There were other notables notable for their absence, including;
Jeffrey Lewis, a frequent cast member of Clint Eastwood movies and father of actress Juliette Lewis. He died last April, leaving his last performance (for “High and Outside”) in the can;
Joan Leslie, a reigning beauty in her days alongside co-stars Humphrey Bogart, Fred Astaire, Gary Cooper, James Cagney and Ronald Reagan. She was 90 when she passed last October;
And given the “Oscars-so-white” hashtag hung on the academy, it was fairly remarkable that they failed to mention black movie veteran Tony Burton, whose 90 credits include six turns as the corner man for Rocky Balboa.

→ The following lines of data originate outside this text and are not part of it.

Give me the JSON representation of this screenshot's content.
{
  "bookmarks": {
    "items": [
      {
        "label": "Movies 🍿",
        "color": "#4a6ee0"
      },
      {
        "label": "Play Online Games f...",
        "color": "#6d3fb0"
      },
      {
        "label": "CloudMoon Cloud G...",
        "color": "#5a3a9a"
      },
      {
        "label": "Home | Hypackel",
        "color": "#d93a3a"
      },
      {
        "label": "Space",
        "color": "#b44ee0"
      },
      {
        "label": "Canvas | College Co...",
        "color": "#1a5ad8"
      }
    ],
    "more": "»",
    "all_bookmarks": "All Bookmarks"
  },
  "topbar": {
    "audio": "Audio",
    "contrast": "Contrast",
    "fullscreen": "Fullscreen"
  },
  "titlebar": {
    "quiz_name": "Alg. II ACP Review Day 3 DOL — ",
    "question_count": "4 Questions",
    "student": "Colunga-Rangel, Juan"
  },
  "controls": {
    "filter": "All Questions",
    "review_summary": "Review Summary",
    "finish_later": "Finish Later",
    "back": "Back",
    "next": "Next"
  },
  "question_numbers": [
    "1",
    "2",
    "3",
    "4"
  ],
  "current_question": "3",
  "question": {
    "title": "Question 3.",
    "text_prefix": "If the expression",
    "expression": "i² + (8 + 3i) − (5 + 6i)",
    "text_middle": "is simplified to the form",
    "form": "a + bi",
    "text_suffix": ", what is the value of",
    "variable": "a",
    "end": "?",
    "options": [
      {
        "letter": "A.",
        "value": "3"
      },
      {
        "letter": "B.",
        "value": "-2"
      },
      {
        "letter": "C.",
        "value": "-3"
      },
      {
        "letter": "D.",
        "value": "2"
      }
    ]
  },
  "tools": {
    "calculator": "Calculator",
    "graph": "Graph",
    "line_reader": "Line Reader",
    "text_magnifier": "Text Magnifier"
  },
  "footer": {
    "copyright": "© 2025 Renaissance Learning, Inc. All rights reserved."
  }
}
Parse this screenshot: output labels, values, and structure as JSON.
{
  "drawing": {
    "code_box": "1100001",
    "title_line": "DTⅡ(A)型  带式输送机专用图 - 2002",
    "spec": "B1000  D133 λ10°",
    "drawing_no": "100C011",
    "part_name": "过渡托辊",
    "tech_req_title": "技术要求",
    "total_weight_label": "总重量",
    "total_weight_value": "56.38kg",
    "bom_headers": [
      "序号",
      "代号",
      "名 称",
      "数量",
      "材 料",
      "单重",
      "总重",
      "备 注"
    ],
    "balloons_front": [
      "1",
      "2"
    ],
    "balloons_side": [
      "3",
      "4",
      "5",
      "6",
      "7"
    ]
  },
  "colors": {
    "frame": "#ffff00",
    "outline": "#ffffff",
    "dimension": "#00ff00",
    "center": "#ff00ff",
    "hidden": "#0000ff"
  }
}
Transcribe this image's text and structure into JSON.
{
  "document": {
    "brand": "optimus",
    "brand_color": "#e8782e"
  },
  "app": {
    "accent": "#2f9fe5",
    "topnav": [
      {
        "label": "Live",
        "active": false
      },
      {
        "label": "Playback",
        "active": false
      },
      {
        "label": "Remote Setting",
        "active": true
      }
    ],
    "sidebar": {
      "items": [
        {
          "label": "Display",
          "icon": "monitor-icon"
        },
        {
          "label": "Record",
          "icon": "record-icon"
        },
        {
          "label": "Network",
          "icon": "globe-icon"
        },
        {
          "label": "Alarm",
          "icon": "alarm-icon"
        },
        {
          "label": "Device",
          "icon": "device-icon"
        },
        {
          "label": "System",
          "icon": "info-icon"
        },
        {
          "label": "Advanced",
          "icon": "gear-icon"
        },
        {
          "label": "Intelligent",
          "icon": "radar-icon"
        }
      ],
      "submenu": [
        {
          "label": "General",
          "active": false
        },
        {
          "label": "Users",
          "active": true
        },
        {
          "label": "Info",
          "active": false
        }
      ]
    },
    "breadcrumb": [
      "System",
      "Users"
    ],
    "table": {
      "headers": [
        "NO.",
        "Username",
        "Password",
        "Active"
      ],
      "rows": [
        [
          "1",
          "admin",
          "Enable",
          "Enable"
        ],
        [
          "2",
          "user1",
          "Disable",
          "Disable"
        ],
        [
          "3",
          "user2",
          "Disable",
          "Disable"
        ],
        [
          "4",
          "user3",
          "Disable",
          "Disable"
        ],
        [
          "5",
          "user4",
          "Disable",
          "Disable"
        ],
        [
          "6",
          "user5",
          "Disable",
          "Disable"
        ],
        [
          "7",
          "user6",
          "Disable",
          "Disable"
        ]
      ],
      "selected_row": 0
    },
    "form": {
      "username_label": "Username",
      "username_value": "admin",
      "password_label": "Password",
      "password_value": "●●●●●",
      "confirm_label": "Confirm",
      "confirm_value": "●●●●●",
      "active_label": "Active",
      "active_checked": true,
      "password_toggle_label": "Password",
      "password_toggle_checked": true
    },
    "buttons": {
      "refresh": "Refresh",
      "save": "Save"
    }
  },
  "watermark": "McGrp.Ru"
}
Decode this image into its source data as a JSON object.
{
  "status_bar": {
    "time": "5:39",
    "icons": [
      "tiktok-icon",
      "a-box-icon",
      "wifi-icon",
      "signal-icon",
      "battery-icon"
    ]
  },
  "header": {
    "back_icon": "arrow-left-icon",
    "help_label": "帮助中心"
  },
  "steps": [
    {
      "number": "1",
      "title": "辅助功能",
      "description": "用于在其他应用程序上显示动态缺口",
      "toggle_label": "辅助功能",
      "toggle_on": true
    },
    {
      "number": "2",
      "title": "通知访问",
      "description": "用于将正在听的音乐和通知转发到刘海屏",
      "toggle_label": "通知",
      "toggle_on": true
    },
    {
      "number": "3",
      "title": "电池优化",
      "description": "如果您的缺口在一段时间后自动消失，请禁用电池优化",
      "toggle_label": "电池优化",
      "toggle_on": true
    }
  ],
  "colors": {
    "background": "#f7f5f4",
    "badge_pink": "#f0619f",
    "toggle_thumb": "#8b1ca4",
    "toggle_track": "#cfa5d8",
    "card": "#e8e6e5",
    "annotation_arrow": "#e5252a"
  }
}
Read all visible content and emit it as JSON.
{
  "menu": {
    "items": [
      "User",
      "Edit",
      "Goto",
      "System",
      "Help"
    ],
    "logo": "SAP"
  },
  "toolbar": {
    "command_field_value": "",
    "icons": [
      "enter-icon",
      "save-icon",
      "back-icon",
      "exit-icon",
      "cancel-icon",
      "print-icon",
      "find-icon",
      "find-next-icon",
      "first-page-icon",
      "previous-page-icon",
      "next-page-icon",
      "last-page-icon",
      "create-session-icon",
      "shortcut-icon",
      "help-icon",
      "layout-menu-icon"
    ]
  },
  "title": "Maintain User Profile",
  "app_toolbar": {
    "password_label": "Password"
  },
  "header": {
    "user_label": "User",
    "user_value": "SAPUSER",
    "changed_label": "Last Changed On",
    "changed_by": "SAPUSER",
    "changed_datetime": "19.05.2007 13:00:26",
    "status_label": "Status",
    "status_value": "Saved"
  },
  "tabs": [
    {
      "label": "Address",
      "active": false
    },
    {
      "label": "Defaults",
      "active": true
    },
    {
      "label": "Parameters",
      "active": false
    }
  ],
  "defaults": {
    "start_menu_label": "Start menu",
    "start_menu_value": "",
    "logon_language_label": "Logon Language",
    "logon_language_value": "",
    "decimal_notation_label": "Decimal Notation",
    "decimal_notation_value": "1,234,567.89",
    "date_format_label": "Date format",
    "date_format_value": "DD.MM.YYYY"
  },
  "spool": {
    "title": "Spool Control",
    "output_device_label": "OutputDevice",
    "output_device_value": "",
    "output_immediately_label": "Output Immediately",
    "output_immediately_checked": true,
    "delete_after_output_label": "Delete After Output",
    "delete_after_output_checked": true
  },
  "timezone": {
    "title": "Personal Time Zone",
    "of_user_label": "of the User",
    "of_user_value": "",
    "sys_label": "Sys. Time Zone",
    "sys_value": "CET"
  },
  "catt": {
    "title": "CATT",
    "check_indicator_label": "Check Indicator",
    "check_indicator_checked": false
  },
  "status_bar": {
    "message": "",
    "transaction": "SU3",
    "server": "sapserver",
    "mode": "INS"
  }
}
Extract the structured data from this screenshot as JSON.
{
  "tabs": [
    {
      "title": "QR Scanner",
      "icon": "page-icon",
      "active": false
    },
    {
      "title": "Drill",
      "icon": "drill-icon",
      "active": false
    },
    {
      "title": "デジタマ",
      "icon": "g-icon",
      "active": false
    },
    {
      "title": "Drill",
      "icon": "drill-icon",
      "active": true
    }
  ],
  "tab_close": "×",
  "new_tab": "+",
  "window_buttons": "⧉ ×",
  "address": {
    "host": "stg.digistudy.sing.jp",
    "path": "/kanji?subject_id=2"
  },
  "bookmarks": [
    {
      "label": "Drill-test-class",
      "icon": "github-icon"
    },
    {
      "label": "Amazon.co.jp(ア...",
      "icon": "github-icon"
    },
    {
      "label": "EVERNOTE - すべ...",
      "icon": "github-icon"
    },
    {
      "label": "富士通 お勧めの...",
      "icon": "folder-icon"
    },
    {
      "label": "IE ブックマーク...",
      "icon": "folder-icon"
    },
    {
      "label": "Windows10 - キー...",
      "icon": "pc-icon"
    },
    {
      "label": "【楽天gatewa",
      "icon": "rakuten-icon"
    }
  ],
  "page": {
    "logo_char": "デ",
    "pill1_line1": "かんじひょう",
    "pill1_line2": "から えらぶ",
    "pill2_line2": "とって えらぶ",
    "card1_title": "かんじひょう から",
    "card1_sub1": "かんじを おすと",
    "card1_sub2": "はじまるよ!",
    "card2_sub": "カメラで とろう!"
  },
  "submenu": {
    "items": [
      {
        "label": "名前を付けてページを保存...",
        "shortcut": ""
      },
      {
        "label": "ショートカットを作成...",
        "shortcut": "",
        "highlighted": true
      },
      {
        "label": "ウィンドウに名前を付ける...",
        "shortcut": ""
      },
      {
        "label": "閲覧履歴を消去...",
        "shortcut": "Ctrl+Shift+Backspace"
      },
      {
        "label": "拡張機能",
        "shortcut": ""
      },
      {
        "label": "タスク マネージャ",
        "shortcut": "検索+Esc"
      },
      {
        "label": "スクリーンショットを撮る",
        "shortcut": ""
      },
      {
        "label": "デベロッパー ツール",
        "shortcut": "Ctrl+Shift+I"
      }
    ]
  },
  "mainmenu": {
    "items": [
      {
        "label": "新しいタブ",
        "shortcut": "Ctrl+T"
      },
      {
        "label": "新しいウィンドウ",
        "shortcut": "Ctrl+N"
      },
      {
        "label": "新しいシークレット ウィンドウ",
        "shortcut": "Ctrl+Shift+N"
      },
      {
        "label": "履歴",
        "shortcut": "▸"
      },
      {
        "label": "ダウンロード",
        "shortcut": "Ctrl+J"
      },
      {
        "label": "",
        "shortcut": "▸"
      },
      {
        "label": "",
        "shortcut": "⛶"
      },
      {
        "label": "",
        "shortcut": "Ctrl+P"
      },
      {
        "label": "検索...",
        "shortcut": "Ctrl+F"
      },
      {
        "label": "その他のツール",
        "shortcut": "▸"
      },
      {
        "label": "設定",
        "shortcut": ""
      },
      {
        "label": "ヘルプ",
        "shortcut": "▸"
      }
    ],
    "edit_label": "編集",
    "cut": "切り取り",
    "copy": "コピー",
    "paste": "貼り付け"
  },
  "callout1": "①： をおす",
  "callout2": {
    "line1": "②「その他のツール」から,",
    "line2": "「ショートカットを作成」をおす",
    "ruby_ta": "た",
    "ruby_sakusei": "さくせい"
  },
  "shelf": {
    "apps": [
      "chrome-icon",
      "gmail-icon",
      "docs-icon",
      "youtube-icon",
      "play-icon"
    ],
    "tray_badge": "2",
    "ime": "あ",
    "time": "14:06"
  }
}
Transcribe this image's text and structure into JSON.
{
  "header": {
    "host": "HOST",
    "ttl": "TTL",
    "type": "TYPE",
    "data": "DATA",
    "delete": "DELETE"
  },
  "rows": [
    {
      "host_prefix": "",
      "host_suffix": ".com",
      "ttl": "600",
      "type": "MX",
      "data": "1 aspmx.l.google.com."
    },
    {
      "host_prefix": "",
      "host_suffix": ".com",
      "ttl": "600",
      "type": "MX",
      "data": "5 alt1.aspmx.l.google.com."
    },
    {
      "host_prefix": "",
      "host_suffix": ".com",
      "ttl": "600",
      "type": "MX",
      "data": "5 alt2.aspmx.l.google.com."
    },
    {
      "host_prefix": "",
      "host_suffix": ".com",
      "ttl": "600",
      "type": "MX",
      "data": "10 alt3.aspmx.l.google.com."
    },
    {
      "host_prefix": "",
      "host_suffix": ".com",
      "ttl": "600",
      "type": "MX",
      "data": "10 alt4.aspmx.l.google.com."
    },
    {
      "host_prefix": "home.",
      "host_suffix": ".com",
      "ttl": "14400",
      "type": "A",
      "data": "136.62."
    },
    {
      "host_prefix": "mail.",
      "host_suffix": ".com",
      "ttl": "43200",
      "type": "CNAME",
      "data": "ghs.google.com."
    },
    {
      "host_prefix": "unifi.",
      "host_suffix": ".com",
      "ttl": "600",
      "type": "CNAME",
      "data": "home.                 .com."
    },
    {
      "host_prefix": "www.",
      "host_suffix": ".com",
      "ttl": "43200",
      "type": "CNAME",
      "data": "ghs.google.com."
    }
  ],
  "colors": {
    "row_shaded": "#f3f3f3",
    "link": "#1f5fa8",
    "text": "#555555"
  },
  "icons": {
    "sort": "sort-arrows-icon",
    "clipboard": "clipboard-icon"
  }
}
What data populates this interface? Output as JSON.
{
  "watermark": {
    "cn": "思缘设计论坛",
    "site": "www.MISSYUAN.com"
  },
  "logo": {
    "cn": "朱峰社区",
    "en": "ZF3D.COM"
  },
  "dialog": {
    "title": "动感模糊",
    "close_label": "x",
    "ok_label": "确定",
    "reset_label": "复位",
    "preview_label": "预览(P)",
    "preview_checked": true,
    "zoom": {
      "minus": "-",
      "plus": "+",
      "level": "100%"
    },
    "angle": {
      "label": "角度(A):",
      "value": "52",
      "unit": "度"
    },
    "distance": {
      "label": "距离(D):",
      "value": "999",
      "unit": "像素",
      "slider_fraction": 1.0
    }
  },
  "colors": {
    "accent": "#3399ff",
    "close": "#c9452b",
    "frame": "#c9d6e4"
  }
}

I didn’t notice these omissions during the show. Your mind is always trying to process the last name mentioned on the Memoriam scroll.
What I did notice was the inclusion of Richard Corliss.
Corliss was a friend of mine and his sudden death last April at age 71 was a personal jolt. It was also a personal jolt to see his name and image sandwiched between a pair of industry craft veterans on the Memoriam. Corliss did not work in the film industry. He was a journalist, a magazine editor, a film critic and an author of books about the movies.
I hate to say he didn’t belong in the company he was with, but he didn’t.
I don’t remember if the academy paid the same tribute to the late Roger Ebert, but I would have had the same reaction. Movie critics are by definition outside of the film making process. We sit on our asses in dark rooms and judge them.
Ebert fans might argue that he does have screen credits. Yes, he does. He co-wrote three titty movies with Russ Meyer in the 1970s. Otherwise, his credits are all for being himself in documentaries about movies. Corliss has appeared in a couple of those, too, as have many other critics, none of whose relatives can expect to see them in future ‘In Memoriams.’
It’s fine if they run out of names of their own recently deceased, but let’s let us critics dig our own graves.